Babineaux said work crews have been greatly impacted by 178 days of rain this year, which is 104 days more than normal.
“Given all that rain, they have worked very long hours over the past few weeks – double shifts, late nights and weekends,” Babineaux said. “They are getting there. There are probably 100 to 125 people working on site right now at any given time to make sure its open on time.”
Machen added that while the interior will be done, there is still exterior work to finish. One of those big projects is a parking lot.
“There is parking already there and we don’t anticipate there being any problems,” Machen said.
Babineaux clarified that there are plenty of parking spaces for students, faculty and visitors at the school on day one.

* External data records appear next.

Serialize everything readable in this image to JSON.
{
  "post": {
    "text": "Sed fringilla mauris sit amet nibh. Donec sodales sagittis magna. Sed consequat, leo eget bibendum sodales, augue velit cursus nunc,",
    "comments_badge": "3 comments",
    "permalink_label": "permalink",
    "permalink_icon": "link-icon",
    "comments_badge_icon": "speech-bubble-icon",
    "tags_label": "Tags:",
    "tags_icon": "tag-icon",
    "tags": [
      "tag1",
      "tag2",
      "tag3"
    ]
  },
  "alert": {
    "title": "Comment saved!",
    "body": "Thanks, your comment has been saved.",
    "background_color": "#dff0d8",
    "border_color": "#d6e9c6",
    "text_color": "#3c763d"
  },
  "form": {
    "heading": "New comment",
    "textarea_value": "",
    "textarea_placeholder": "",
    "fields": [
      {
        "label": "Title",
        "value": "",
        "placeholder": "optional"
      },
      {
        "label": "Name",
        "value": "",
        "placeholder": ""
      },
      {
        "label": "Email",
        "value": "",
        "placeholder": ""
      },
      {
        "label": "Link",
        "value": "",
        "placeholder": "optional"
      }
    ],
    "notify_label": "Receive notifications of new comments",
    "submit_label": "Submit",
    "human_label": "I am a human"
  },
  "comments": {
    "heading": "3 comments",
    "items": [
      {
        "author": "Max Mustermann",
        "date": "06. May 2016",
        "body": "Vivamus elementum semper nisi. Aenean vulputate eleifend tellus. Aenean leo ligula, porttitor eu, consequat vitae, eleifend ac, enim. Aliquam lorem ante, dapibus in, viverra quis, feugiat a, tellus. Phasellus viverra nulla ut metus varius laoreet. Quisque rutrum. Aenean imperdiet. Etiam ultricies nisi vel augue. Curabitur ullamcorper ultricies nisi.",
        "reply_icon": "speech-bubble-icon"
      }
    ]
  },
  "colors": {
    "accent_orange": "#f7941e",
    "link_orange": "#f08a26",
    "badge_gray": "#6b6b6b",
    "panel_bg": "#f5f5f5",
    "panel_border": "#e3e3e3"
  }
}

This new school will allow Bossier Schools to expand course offerings in the Department of Education’s Career Clusters, giving high school students the opportunity to explore various fields of interest as well as accrue college credit and industry certifications. Machen said they anticipate anywhere from 300 to 500 students to occupy BPSTIL during the course of a school day.
Haughton Middle School
Bossier Schools is in the process of building its first three-story middle school.
The new Haughton Middle School is designed to accommodate a rapidly growing student population in the eastern part of Bossier Parish. Built for 1,500 students in sixth through eighth grades, Haughton Middle School will include a large, centrally located commons/dining area with its academic wing and athletic facilities, including a gym with bleacher seating for 1,000 with the capability for additional bleacher and floor seating.
A groundbreaking ceremony was held in February 2015, but poor weather conditions delayed work.
“There’s some progress being made, but there has been a lot of rain,” Babineaux said. “They’ve got a lot of work left to go.”
Due to delays, contract work is now said to be completed in September or October of 2016, later than what was originally projected. The initial plan was to have the school ready to open at the start of the 2016 school year.
Babineaux said there have been discussions as to whether or not crews can makeup for lost time, but he said that decision is ultimately based on future weather conditions.
“It’s still early and I never say never,” Babineaux told the school board committee. “If we get a really dry winter, it may change. We have to depend on the weather at this point.”
Airline High School
Work began at Airline High School at the end of March and is about seven-percent complete.
Airline’s existing E and F wings will be replaced by two new three-story classroom wings, a state-of-the-art media center and library and renovated administrative area and front entrance. The two-phase construction project will allow the school to accommodate a projected population of 2,000 students.
An initial phase to refurbish restrooms, the auditorium, the cafeteria and a new outdoor dining commons is finished. Construction has already started on the new F wing, which will then be followed by the new E wing along with renovations to the Administration, Media & Lobby.
Work is projected to be completed in the summer of 2017.
“They have been working in the same rain conditions, but the advantage they have is they only have one wing to do as opposed to an entire school and they have a parking lot leading right up to the edge of the construction site,” Babineaux said. “Their schedule is about five weeks ahead, which is excellent news.”
Several paving projects are also nearing completion.
T. L. Rodes and Platt Elementary schools have received improvements to parking and traffic flow on their campus, as well as at Princeton Elementary, Legacy Elementary and Benton Elementary. – Traffic & Parking Improvements
“We’ve had some great weather lately and they are moving along quite well,” Babineaux said.